Entries from a dataset of interfaces
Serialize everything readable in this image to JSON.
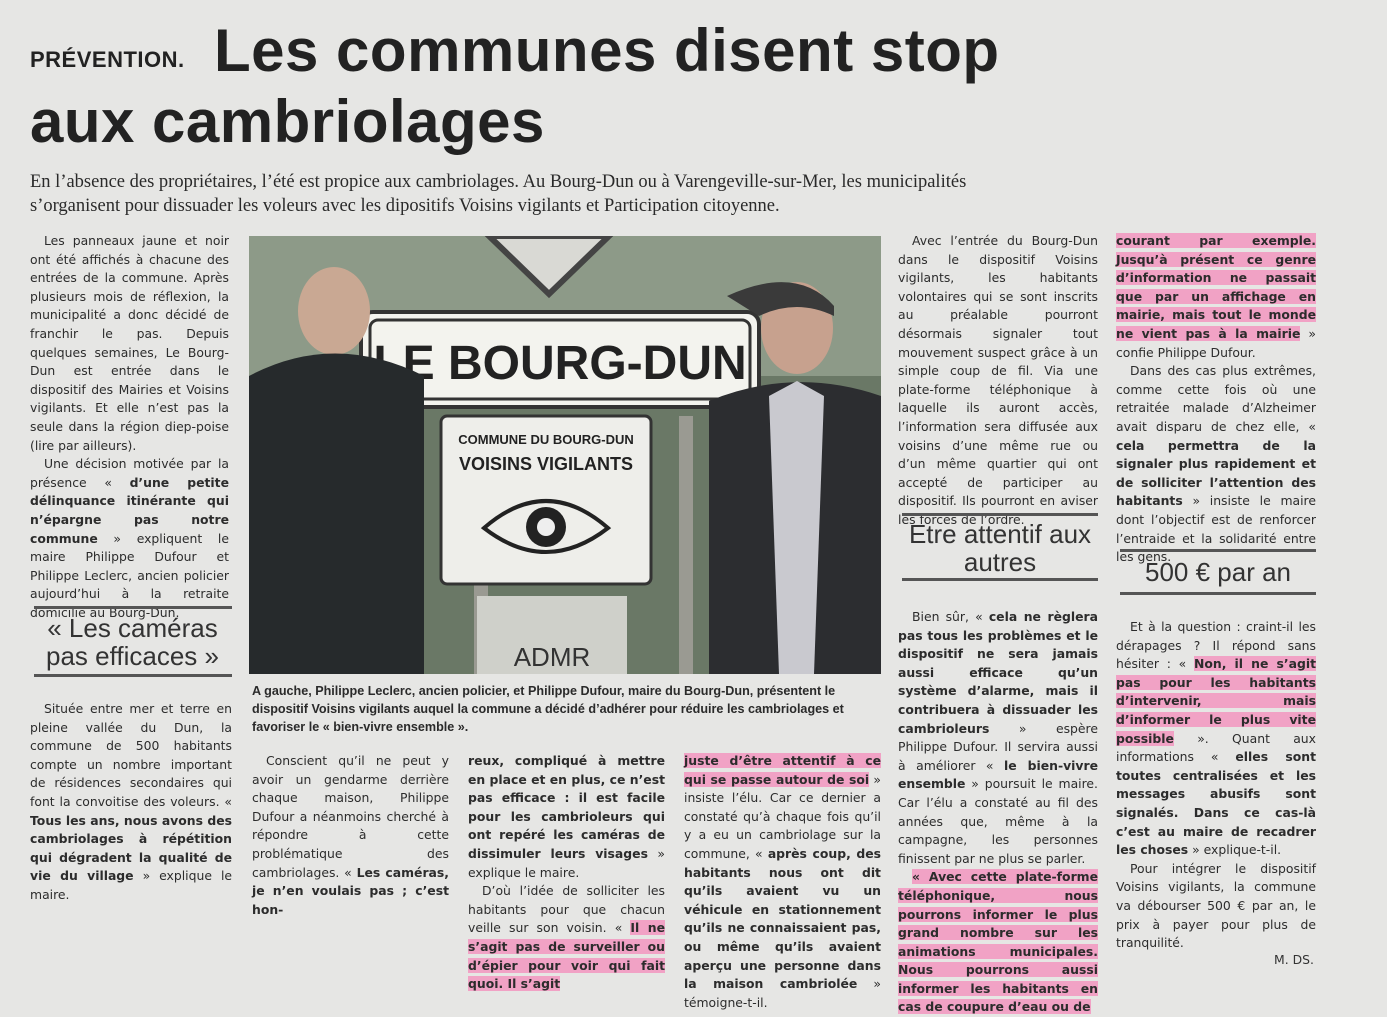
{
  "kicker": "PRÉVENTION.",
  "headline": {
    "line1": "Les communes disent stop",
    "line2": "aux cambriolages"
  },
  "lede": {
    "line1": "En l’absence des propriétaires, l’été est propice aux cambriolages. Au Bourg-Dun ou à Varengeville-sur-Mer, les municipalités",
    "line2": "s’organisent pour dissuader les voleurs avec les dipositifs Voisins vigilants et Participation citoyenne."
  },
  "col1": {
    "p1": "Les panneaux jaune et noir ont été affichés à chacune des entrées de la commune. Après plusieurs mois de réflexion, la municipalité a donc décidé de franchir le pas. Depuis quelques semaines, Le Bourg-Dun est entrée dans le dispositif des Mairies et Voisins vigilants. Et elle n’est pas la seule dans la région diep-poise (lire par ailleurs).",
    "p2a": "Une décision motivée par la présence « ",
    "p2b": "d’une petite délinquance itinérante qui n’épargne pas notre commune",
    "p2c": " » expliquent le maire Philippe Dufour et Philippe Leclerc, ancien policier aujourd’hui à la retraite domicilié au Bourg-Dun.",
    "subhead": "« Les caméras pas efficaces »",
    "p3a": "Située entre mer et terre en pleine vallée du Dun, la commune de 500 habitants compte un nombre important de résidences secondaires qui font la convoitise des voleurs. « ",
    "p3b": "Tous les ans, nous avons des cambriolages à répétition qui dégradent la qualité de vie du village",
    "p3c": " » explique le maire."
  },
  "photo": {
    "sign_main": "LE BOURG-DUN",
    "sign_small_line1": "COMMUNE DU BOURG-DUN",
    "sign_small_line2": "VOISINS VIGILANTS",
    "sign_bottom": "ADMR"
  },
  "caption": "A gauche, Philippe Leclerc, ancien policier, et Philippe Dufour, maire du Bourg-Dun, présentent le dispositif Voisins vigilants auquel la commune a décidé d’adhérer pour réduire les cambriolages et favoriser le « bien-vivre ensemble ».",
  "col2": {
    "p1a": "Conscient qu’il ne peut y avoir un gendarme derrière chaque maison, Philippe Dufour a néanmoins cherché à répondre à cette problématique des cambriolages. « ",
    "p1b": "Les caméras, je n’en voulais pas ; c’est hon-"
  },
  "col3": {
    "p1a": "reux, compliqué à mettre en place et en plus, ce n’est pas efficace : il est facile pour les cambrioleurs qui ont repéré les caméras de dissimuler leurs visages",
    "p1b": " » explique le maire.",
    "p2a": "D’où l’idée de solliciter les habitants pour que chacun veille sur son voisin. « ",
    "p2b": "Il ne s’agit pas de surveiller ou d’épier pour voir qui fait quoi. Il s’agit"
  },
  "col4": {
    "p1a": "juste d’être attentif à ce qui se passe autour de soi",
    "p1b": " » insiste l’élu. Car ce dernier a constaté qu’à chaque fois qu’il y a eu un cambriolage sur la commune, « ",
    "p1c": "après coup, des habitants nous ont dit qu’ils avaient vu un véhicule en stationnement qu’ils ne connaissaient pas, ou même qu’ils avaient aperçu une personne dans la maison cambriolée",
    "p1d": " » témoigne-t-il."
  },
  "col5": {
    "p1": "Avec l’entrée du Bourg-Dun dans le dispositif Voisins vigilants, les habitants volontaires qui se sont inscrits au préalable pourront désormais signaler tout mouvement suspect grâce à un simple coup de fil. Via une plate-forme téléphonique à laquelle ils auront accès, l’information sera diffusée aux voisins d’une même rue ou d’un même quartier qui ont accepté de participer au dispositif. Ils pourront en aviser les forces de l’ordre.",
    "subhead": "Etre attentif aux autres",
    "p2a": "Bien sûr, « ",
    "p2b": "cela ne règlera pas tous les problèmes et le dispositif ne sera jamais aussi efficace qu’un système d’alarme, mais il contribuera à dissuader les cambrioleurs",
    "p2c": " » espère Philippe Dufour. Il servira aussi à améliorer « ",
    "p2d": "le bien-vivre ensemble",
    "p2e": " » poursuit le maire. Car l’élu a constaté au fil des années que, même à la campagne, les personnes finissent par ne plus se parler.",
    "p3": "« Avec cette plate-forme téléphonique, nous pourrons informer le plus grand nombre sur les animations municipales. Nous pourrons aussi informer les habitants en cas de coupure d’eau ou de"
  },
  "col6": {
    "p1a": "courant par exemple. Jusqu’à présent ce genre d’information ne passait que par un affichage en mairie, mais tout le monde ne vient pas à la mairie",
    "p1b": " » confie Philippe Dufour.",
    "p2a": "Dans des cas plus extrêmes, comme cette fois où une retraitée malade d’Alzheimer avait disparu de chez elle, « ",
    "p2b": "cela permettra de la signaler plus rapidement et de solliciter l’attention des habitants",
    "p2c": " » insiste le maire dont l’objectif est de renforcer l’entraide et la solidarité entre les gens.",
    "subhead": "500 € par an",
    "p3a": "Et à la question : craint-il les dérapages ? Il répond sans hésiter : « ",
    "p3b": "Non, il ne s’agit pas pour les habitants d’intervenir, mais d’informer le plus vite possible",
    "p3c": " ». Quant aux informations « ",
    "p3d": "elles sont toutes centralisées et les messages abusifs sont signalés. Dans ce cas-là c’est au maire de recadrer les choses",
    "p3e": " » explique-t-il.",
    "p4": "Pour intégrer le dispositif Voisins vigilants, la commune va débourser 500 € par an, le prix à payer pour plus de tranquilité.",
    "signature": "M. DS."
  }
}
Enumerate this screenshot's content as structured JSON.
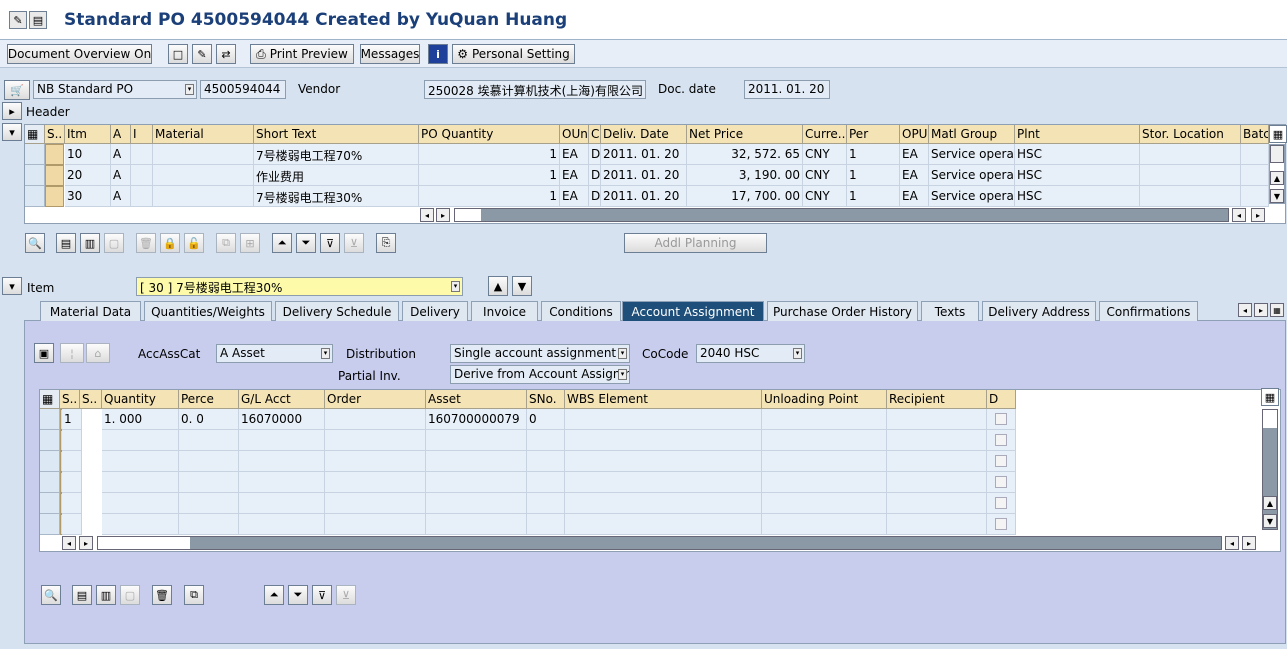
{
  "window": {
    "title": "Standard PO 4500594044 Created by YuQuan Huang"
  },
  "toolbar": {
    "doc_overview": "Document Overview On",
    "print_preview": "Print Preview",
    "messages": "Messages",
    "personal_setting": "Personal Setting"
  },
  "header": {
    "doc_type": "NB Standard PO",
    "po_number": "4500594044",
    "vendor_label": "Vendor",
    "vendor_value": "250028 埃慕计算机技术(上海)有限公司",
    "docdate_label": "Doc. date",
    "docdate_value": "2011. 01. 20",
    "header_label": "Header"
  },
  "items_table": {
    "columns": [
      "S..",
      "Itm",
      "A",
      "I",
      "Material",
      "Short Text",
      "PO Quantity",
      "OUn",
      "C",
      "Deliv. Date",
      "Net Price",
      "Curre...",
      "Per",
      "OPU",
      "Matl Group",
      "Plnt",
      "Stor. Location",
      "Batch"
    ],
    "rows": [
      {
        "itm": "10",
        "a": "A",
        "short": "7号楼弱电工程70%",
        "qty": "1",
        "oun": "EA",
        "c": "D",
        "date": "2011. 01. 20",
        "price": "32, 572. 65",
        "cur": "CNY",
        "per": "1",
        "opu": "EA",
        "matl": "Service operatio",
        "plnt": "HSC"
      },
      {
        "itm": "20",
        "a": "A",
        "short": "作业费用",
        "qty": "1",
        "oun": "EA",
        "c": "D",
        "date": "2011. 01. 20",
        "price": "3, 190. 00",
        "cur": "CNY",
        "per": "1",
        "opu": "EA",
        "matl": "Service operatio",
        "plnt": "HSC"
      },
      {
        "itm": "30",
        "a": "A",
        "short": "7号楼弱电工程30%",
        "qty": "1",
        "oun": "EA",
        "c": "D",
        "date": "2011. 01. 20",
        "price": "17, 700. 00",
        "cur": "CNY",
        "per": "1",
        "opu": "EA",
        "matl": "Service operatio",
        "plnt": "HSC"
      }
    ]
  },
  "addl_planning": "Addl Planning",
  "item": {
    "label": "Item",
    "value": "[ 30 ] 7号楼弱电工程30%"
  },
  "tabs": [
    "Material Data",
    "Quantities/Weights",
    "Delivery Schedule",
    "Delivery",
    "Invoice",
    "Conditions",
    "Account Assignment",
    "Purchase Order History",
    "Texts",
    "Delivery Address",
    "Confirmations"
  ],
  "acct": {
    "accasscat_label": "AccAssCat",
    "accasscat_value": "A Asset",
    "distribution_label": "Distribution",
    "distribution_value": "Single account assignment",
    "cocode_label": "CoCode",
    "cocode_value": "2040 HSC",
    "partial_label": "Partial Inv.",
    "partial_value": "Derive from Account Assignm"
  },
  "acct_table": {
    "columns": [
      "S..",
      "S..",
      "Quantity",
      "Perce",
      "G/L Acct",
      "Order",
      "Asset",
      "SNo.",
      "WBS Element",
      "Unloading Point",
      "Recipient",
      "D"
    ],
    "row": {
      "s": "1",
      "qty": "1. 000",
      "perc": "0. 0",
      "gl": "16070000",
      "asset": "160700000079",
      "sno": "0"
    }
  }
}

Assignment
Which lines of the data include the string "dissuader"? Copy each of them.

Exercise answer
    "line2": "s’organisent pour dissuader les voleurs avec les dipositifs Voisins vigilants et Participation citoyenne."
    "p2b": "cela ne règlera pas tous les problèmes et le dispositif ne sera jamais aussi efficace qu’un système d’alarme, mais il contribuera à dissuader les cambrioleurs",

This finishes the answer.